The SDF then denied that a withdrawal had been negotiated.
“All the rumours and circulating news about the liberation of Tabqa and the dam through evacuating the terrorists ... are baseless and far from the reality,” the SDF wrote in a subsequent statement, “compared to the continued battles and intensive clashes both in Sahl Khashab village and the new districts in Tabqa that include the first, second and third districts.”
In addition to the strategic significance of Tabqa because of its air field which was retaken by coalition-partnered ground forces on March 27 and the dam, which separates Lake Assad from the Euphrates River, the coalition claims ISIS had moved fighters from its de facto capital in Raqqa to Tabqa.
"After ISIS's defeat in northern Syria, ISIS moved its foreign fighters and external attack planning operations to Tabqah in order to avoid coalition airstrikes within Raqqah," the statement detailed.
The US Special Presidential Envoy for the Coalition has said that the Syrian Arab Coalition (SAC) led the retaking of Tabqa.
"Confirmed: ISIS defeated Tabqa Dam and Tabqa City, now in hands of Syrian Democratic Forces, led by its Syrian Arab Coalition," SPE Brett McGurk tweeted early Thursday morning.
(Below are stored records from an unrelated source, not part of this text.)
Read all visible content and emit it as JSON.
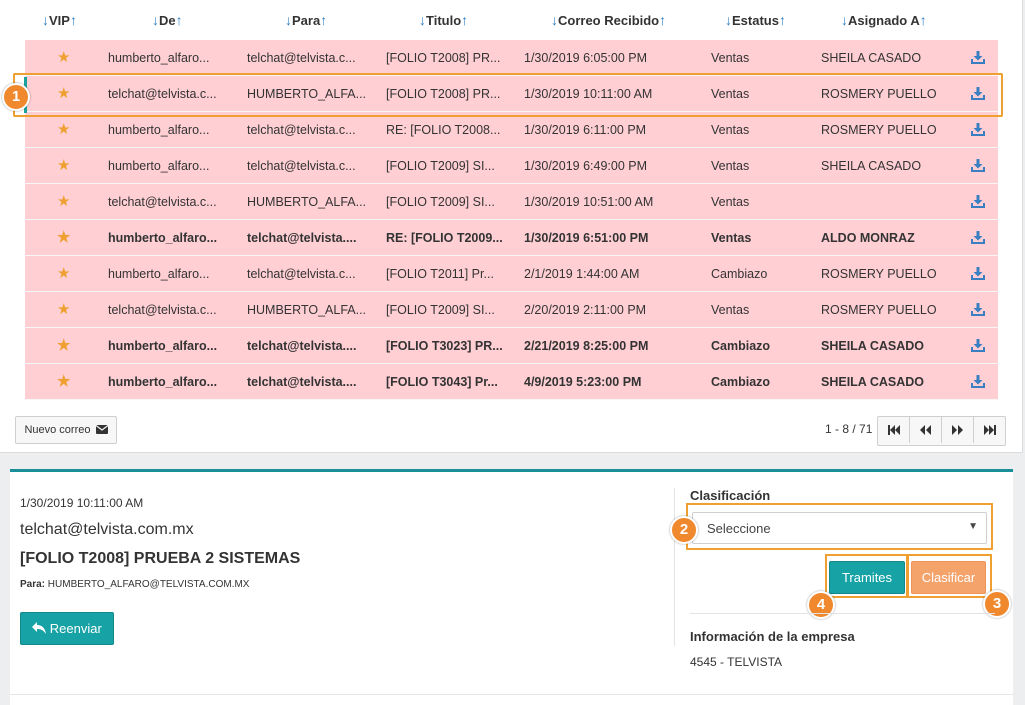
{
  "table": {
    "columns": [
      {
        "key": "vip",
        "label": "VIP",
        "has_down": true,
        "has_up": true
      },
      {
        "key": "de",
        "label": "De",
        "has_down": true,
        "has_up": true
      },
      {
        "key": "para",
        "label": "Para",
        "has_down": true,
        "has_up": true
      },
      {
        "key": "titulo",
        "label": "Titulo",
        "has_down": true,
        "has_up": true
      },
      {
        "key": "recibido",
        "label": "Correo Recibido",
        "has_down": true,
        "has_up": true
      },
      {
        "key": "estatus",
        "label": "Estatus",
        "has_down": true,
        "has_up": true
      },
      {
        "key": "asignado",
        "label": "Asignado A",
        "has_down": true,
        "has_up": true
      }
    ],
    "arrow_down": "↓",
    "arrow_up": "↑",
    "rows": [
      {
        "de": "humberto_alfaro...",
        "para": "telchat@telvista.c...",
        "titulo": "[FOLIO T2008] PR...",
        "recibido": "1/30/2019 6:05:00 PM",
        "estatus": "Ventas",
        "asignado": "SHEILA CASADO",
        "bold": false
      },
      {
        "de": "telchat@telvista.c...",
        "para": "HUMBERTO_ALFA...",
        "titulo": "[FOLIO T2008] PR...",
        "recibido": "1/30/2019 10:11:00 AM",
        "estatus": "Ventas",
        "asignado": "ROSMERY PUELLO",
        "bold": false,
        "selected": true
      },
      {
        "de": "humberto_alfaro...",
        "para": "telchat@telvista.c...",
        "titulo": "RE: [FOLIO T2008...",
        "recibido": "1/30/2019 6:11:00 PM",
        "estatus": "Ventas",
        "asignado": "ROSMERY PUELLO",
        "bold": false
      },
      {
        "de": "humberto_alfaro...",
        "para": "telchat@telvista.c...",
        "titulo": "[FOLIO T2009] SI...",
        "recibido": "1/30/2019 6:49:00 PM",
        "estatus": "Ventas",
        "asignado": "SHEILA CASADO",
        "bold": false
      },
      {
        "de": "telchat@telvista.c...",
        "para": "HUMBERTO_ALFA...",
        "titulo": "[FOLIO T2009] SI...",
        "recibido": "1/30/2019 10:51:00 AM",
        "estatus": "Ventas",
        "asignado": "",
        "bold": false
      },
      {
        "de": "humberto_alfaro...",
        "para": "telchat@telvista....",
        "titulo": "RE: [FOLIO T2009...",
        "recibido": "1/30/2019 6:51:00 PM",
        "estatus": "Ventas",
        "asignado": "ALDO MONRAZ",
        "bold": true
      },
      {
        "de": "humberto_alfaro...",
        "para": "telchat@telvista.c...",
        "titulo": "[FOLIO T2011] Pr...",
        "recibido": "2/1/2019 1:44:00 AM",
        "estatus": "Cambiazo",
        "asignado": "ROSMERY PUELLO",
        "bold": false
      },
      {
        "de": "telchat@telvista.c...",
        "para": "HUMBERTO_ALFA...",
        "titulo": "[FOLIO T2009] SI...",
        "recibido": "2/20/2019 2:11:00 PM",
        "estatus": "Ventas",
        "asignado": "ROSMERY PUELLO",
        "bold": false
      },
      {
        "de": "humberto_alfaro...",
        "para": "telchat@telvista....",
        "titulo": "[FOLIO T3023] PR...",
        "recibido": "2/21/2019 8:25:00 PM",
        "estatus": "Cambiazo",
        "asignado": "SHEILA CASADO",
        "bold": true
      },
      {
        "de": "humberto_alfaro...",
        "para": "telchat@telvista....",
        "titulo": "[FOLIO T3043] Pr...",
        "recibido": "4/9/2019 5:23:00 PM",
        "estatus": "Cambiazo",
        "asignado": "SHEILA CASADO",
        "bold": true
      }
    ]
  },
  "toolbar": {
    "new_mail_label": "Nuevo correo"
  },
  "pager": {
    "text": "1 - 8 / 71"
  },
  "detail": {
    "date": "1/30/2019 10:11:00 AM",
    "from": "telchat@telvista.com.mx",
    "subject": "[FOLIO T2008] PRUEBA 2 SISTEMAS",
    "para_label": "Para:",
    "para_value": "HUMBERTO_ALFARO@TELVISTA.COM.MX",
    "reenviar_label": "Reenviar"
  },
  "classification": {
    "label": "Clasificación",
    "select_value": "Seleccione",
    "tramites_label": "Tramites",
    "clasificar_label": "Clasificar",
    "info_label": "Información de la empresa",
    "info_value": "4545 - TELVISTA"
  },
  "badges": [
    "1",
    "2",
    "3",
    "4"
  ],
  "colors": {
    "row_bg": "#ffcfd4",
    "accent": "#17a2a5",
    "orange": "#f0882e",
    "star": "#f0a030",
    "link_blue": "#2f7fc1"
  }
}
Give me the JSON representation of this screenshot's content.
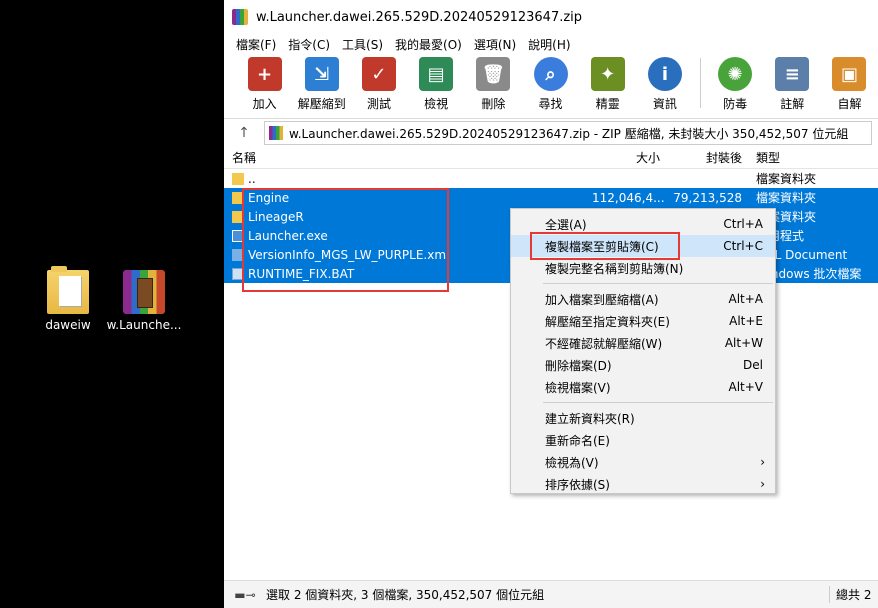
{
  "desktop": {
    "icons": [
      {
        "label": "daweiw",
        "icon": "folder-icon"
      },
      {
        "label": "w.Launche...",
        "icon": "winrar-archive-icon"
      }
    ]
  },
  "window": {
    "title": "w.Launcher.dawei.265.529D.20240529123647.zip",
    "menu": [
      "檔案(F)",
      "指令(C)",
      "工具(S)",
      "我的最愛(O)",
      "選項(N)",
      "說明(H)"
    ],
    "toolbar": [
      {
        "label": "加入",
        "icon": "add-archive-icon",
        "color": "#c0392b"
      },
      {
        "label": "解壓縮到",
        "icon": "extract-to-icon",
        "color": "#2d7fd3"
      },
      {
        "label": "測試",
        "icon": "test-icon",
        "color": "#c0392b"
      },
      {
        "label": "檢視",
        "icon": "view-book-icon",
        "color": "#2e8b57"
      },
      {
        "label": "刪除",
        "icon": "delete-trash-icon",
        "color": "#8a8a8a"
      },
      {
        "label": "尋找",
        "icon": "find-magnifier-icon",
        "color": "#3b7ddd"
      },
      {
        "label": "精靈",
        "icon": "wizard-wand-icon",
        "color": "#6b8f23"
      },
      {
        "label": "資訊",
        "icon": "info-icon",
        "color": "#2a6fbd"
      },
      {
        "label": "防毒",
        "icon": "virus-scan-icon",
        "color": "#49a33b"
      },
      {
        "label": "註解",
        "icon": "comment-icon",
        "color": "#5b7fa8"
      },
      {
        "label": "自解",
        "icon": "sfx-box-icon",
        "color": "#d98c2b"
      }
    ],
    "address_path": "w.Launcher.dawei.265.529D.20240529123647.zip - ZIP 壓縮檔, 未封裝大小 350,452,507 位元組",
    "columns": {
      "name": "名稱",
      "size": "大小",
      "packed": "封裝後",
      "type": "類型"
    },
    "rows": [
      {
        "name": "..",
        "size": "",
        "packed": "",
        "type": "檔案資料夾",
        "icon": "folder",
        "selected": false
      },
      {
        "name": "Engine",
        "size": "112,046,4...",
        "packed": "79,213,528",
        "type": "檔案資料夾",
        "icon": "folder",
        "selected": true
      },
      {
        "name": "LineageR",
        "size": "",
        "packed": "",
        "type": "檔案資料夾",
        "icon": "folder",
        "selected": true
      },
      {
        "name": "Launcher.exe",
        "size": "",
        "packed": "",
        "type": "應用程式",
        "icon": "exe",
        "selected": true
      },
      {
        "name": "VersionInfo_MGS_LW_PURPLE.xml",
        "size": "",
        "packed": "",
        "type": "XML Document",
        "icon": "xml",
        "selected": true
      },
      {
        "name": "RUNTIME_FIX.BAT",
        "size": "",
        "packed": "",
        "type": "Windows 批次檔案",
        "icon": "bat",
        "selected": true
      }
    ],
    "status": {
      "text": "選取 2 個資料夾, 3 個檔案, 350,452,507 個位元組",
      "right": "總共 2"
    }
  },
  "context_menu": {
    "items": [
      {
        "label": "全選(A)",
        "shortcut": "Ctrl+A"
      },
      {
        "label": "複製檔案至剪貼簿(C)",
        "shortcut": "Ctrl+C",
        "highlighted": true
      },
      {
        "label": "複製完整名稱到剪貼簿(N)",
        "shortcut": ""
      },
      {
        "sep": true
      },
      {
        "label": "加入檔案到壓縮檔(A)",
        "shortcut": "Alt+A"
      },
      {
        "label": "解壓縮至指定資料夾(E)",
        "shortcut": "Alt+E"
      },
      {
        "label": "不經確認就解壓縮(W)",
        "shortcut": "Alt+W"
      },
      {
        "label": "刪除檔案(D)",
        "shortcut": "Del"
      },
      {
        "label": "檢視檔案(V)",
        "shortcut": "Alt+V"
      },
      {
        "sep": true
      },
      {
        "label": "建立新資料夾(R)",
        "shortcut": ""
      },
      {
        "label": "重新命名(E)",
        "shortcut": ""
      },
      {
        "label": "檢視為(V)",
        "shortcut": "",
        "submenu": true
      },
      {
        "label": "排序依據(S)",
        "shortcut": "",
        "submenu": true
      }
    ]
  },
  "colors": {
    "selection": "#0078d7",
    "highlight_box": "#e53935",
    "menu_hover": "#cfe5fa"
  }
}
The Coalition stated that retaking the hydroelectric dam "prevented a potential humanitarian disaster, and esnured local citizens will continue to receive the dam's basic services."
US Secretary of Defense James Mattis and Turkish Prime Minister Binali Yildirm met in a half-hour, closed-door meeting in London on Thursday, where they both were attending a conference on Somalia.
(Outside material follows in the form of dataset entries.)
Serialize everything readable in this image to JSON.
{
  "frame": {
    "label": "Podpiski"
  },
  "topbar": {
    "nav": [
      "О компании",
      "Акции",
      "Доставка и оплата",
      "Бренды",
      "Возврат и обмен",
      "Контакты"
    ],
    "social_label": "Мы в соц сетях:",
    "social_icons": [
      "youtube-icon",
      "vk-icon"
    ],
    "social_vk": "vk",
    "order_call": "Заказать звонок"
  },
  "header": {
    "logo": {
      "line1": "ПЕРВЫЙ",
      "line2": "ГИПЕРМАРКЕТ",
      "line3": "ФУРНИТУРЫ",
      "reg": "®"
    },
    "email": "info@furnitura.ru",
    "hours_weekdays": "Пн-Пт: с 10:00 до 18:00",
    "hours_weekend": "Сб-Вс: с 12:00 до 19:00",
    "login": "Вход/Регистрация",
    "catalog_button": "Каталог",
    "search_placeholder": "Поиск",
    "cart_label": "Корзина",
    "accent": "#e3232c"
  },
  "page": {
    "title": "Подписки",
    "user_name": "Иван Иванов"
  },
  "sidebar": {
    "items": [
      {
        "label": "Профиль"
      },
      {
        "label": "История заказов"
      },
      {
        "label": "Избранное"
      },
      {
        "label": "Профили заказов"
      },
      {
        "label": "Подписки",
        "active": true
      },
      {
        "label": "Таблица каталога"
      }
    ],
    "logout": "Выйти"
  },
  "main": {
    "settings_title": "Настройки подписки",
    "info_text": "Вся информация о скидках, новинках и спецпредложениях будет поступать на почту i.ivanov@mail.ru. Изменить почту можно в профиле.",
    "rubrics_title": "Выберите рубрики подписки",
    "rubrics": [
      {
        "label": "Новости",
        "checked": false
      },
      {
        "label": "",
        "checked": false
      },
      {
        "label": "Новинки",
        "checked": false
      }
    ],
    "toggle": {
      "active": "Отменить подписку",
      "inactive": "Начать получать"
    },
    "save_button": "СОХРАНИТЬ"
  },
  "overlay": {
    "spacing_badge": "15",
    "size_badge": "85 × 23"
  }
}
It is the highest-ranking meeting of diplomats from Ankara and Washington since the US authorized the further arming of Coalition ground forces on Tuesday, ahead of the anticipated Raqqa offensive.
"The secretary reiterated US commitment to protecting our NATO ally," read a State Department statement. "Both leaders affirmed their support for peace and stability in both Iraq and Syria."
There was no immediate statement from Yildirim's office.
Reuters reported it was told by a US official that the United States was looking to boost intelligence cooperation with Turkey to support its fight against the Kurdistan Workers' Party (PKK).
Turkey considers the PKK to the same as the Peoples' Protection Units (YPG) in Syria, who are a component of the SDF.